Segment Start: Exercise material

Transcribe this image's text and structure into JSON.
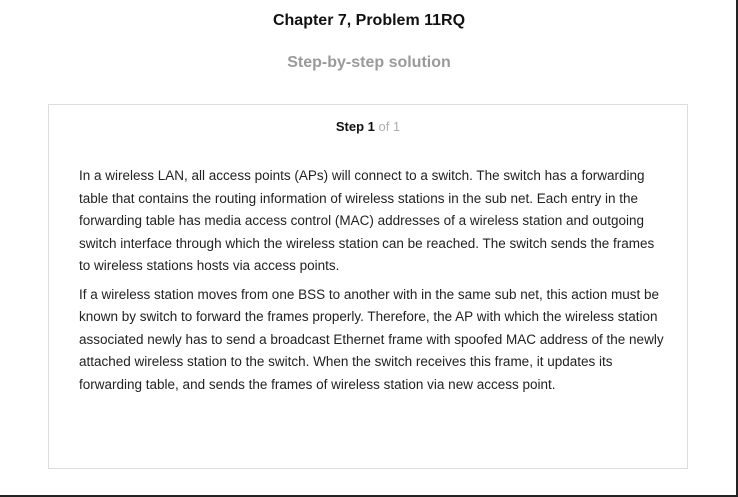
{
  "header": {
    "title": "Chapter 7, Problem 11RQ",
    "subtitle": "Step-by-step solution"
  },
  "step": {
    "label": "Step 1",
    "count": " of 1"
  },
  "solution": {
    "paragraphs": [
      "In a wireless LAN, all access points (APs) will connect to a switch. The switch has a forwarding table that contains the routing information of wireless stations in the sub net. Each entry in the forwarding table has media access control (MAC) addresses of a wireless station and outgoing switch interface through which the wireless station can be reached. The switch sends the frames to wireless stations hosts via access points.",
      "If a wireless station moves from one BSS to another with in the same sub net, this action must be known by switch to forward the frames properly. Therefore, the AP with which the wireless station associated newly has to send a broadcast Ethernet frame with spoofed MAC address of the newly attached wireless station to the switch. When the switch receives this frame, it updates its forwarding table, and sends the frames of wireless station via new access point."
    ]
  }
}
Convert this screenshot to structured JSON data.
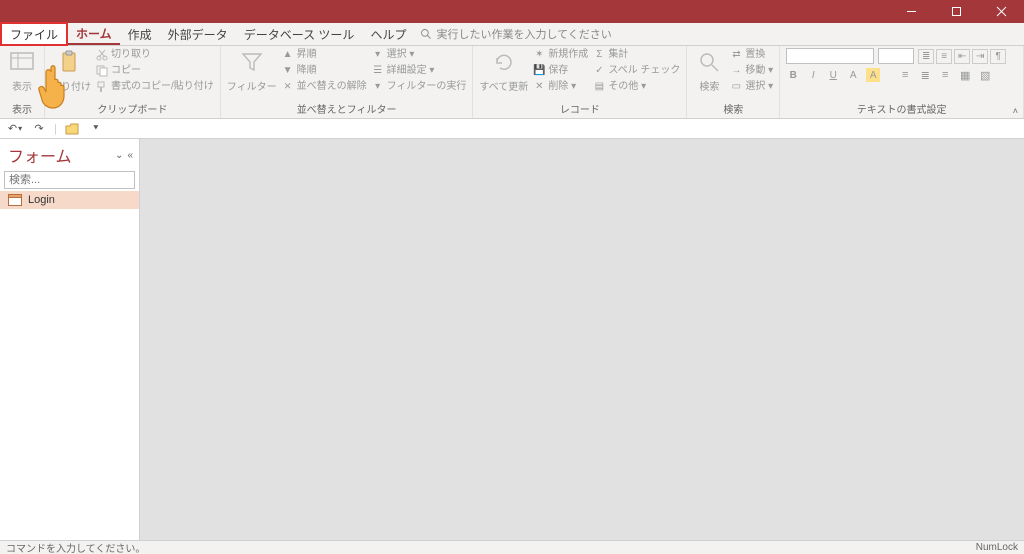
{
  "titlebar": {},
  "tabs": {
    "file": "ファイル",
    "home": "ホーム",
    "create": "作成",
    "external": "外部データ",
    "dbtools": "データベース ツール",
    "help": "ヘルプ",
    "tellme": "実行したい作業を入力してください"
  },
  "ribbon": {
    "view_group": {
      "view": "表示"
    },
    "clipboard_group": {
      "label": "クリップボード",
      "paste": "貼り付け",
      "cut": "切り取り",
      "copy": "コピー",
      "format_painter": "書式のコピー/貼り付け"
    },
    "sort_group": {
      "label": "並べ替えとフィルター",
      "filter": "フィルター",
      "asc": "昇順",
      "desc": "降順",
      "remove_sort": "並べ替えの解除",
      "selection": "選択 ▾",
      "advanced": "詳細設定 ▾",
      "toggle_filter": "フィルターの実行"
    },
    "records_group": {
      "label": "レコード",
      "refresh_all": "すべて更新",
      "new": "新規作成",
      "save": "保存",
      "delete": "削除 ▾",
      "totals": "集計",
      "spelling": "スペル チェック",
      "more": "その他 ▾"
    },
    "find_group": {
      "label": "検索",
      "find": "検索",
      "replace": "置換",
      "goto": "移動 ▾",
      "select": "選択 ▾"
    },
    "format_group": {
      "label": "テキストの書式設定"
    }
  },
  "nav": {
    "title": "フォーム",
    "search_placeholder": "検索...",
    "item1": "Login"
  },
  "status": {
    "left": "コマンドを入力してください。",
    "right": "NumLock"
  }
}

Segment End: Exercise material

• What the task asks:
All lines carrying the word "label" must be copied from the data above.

• Written response:
    "label": "Step 1",
      "label": "クリップボード",
      "label": "並べ替えとフィルター",
      "label": "レコード",
      "label": "検索",
      "label": "テキストの書式設定"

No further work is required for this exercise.